To date the results of this research project have been published in peer reviewed scientific journals and presented at two national meetings. Information has also been transmitted via one on one interactions with other members of the scientific community, persons in the celiac community, and persons in the sorghum industry.
7.List your most important publications in the popular press and presentations to organizations and articles written about your work. (NOTE: List your peer reviewed publications below).
Young, Audrey. 2005. Milo is missing a marked ingredient. Kansas Farmer January, pg 7.
Razote, E.B., Maghirang, R.G., Seitz, L.M., Jeon, I.J. 2004. Characterization of volatile organic compounds on airborne dust in a swine finishing barn. Transactions of the ASAE. 47:1231-1238.
Schober, T., Messerschmidt, M., Bean, S., Park, S.H., Arendt, E.K. 2005. Gluten-free bread from sorghum: quality differences among hybrids. Cereal Chemistry. 82(4): 394-404.
Schober, T., Bean, S., Messerschmidt, M., Park, S., Arendt, E.K. 2005. Wheat-free breads from sorghum: quality differences among hybrids. Proceedings of the 24th Biennial Grain Sorghum Research & Utilization Conference. Meeting Abstract. p. 36.
Corredor, D., Bean, S., Schober, T., Wang, D. 2005. Effect of decorticated sorghum on ethanol production and chemical composition of DDGS. Proceedings of the 24th Biennial Grain Sorghum Research & Utilization Conference. Meeting Abstract. p. 33.
Schober, T., Bean, S., Kuhn, M. 2005. Classification of spelt cultivars based on their functional gluten properties. Third International Wheat Quality Conference Proceedings. Meeting Abstract. p.391
Singh, H., Park, S., Bean, S. 2005. Optimization of lab-scale production of sorghum waffles. Proceedings of the 24th Biennial Grain Sorghum Research & Utilization Conference. Meeting Abstract. p. 34.
Seitz, L.M. 2005. Effect of plant-type (purple vs. tan) and mold invasion on concentrations of 3-deoxyanthocyanidins in sorghum grain.
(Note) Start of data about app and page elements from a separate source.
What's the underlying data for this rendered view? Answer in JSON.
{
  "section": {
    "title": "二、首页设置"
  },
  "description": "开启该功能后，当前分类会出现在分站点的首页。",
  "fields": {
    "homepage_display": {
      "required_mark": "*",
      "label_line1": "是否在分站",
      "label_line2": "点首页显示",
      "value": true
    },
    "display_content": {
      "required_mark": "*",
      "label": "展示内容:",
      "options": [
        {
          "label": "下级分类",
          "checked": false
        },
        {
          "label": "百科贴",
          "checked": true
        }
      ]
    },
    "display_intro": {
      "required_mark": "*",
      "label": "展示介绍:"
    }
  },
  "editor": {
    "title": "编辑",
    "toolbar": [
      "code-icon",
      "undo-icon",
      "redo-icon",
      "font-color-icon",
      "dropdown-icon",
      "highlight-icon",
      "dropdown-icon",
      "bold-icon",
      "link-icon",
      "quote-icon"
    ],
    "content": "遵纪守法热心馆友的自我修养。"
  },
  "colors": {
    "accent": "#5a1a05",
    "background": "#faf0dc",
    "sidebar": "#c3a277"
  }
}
Proceedings of the 24th Biennial Grain Sorghum Research & Utilization Conference. Meeting Abstract. p. 29.